Exercise materials Start Marker

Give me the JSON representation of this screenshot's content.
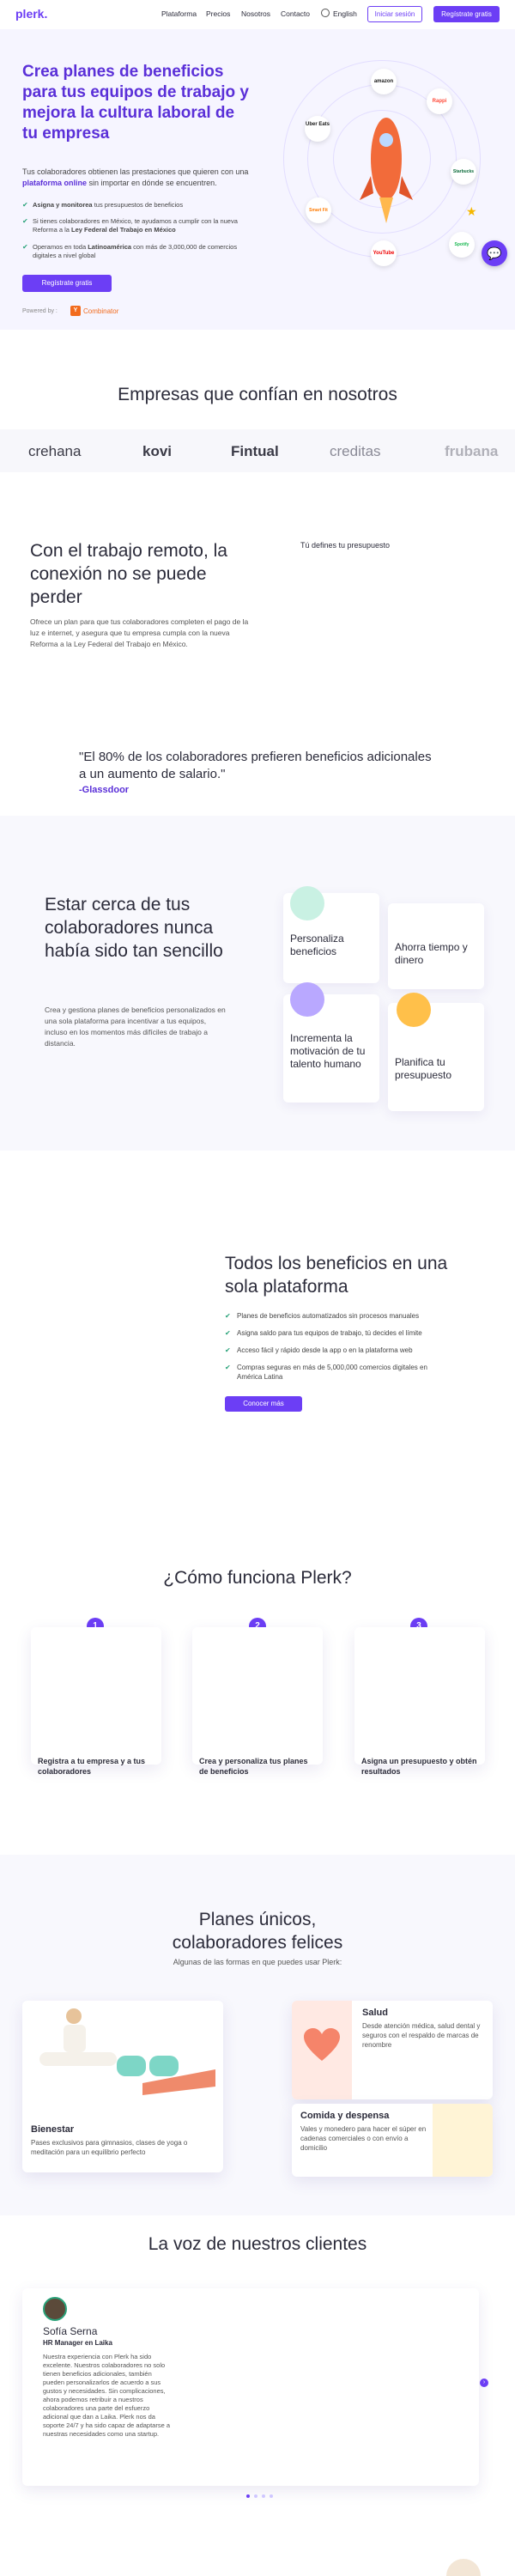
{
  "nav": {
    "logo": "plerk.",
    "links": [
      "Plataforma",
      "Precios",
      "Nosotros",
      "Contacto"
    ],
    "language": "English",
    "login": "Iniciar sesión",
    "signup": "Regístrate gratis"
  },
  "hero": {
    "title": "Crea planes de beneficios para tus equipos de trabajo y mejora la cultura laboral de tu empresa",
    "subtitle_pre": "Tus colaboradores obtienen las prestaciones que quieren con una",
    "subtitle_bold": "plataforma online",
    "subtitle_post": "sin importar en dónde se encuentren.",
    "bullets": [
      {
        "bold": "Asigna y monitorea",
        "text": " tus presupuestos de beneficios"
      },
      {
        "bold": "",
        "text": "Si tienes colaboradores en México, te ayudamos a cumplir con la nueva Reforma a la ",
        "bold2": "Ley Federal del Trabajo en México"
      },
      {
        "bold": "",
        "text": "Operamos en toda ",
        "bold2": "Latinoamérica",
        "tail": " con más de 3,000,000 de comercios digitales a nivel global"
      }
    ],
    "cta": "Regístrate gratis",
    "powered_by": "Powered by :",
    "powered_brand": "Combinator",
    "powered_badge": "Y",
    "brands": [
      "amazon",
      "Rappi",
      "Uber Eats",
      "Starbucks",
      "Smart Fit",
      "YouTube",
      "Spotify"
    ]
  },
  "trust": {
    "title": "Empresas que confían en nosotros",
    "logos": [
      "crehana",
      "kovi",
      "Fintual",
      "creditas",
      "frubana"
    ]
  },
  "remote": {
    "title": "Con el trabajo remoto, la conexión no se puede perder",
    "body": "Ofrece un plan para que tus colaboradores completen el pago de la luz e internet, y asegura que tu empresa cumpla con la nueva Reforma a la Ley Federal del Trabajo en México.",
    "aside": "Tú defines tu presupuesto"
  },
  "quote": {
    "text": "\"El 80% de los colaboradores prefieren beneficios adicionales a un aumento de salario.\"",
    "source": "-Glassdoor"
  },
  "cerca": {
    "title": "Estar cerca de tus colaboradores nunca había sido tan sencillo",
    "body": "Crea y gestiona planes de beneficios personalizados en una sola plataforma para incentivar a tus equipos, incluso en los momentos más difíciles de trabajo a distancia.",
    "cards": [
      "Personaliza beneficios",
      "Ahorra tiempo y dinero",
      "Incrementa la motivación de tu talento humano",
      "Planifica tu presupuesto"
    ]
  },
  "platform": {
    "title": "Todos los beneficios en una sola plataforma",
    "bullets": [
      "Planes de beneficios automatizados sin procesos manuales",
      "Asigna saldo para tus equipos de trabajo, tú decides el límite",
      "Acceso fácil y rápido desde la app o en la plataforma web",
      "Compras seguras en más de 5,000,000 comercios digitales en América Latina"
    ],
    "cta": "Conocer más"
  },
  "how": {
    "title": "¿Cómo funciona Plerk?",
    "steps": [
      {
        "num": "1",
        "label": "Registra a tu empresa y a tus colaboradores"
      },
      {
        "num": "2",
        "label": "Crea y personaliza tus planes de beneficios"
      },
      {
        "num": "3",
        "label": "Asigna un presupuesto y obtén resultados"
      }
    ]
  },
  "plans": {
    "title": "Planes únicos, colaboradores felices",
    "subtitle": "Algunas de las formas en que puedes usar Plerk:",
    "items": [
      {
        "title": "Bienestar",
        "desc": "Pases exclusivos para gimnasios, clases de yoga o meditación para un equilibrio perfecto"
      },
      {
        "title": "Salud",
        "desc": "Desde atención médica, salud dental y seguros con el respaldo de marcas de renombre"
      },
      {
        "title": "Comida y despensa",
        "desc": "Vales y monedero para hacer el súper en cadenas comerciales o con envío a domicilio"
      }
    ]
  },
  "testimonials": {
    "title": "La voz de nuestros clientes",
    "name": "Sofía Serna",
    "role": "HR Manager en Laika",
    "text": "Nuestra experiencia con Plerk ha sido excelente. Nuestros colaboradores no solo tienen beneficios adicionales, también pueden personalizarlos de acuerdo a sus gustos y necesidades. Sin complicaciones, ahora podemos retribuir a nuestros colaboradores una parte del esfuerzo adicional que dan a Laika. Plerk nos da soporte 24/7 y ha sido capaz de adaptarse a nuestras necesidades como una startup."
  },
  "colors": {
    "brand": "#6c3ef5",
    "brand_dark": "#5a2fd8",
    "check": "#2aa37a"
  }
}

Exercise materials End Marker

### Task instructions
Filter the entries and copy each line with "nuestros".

### Completed exercise
    "title": "La voz de nuestros clientes",
    "text": "Nuestra experiencia con Plerk ha sido excelente. Nuestros colaboradores no solo tienen beneficios adicionales, también pueden personalizarlos de acuerdo a sus gustos y necesidades. Sin complicaciones, ahora podemos retribuir a nuestros colaboradores una parte del esfuerzo adicional que dan a Laika. Plerk nos da soporte 24/7 y ha sido capaz de adaptarse a nuestras necesidades como una startup."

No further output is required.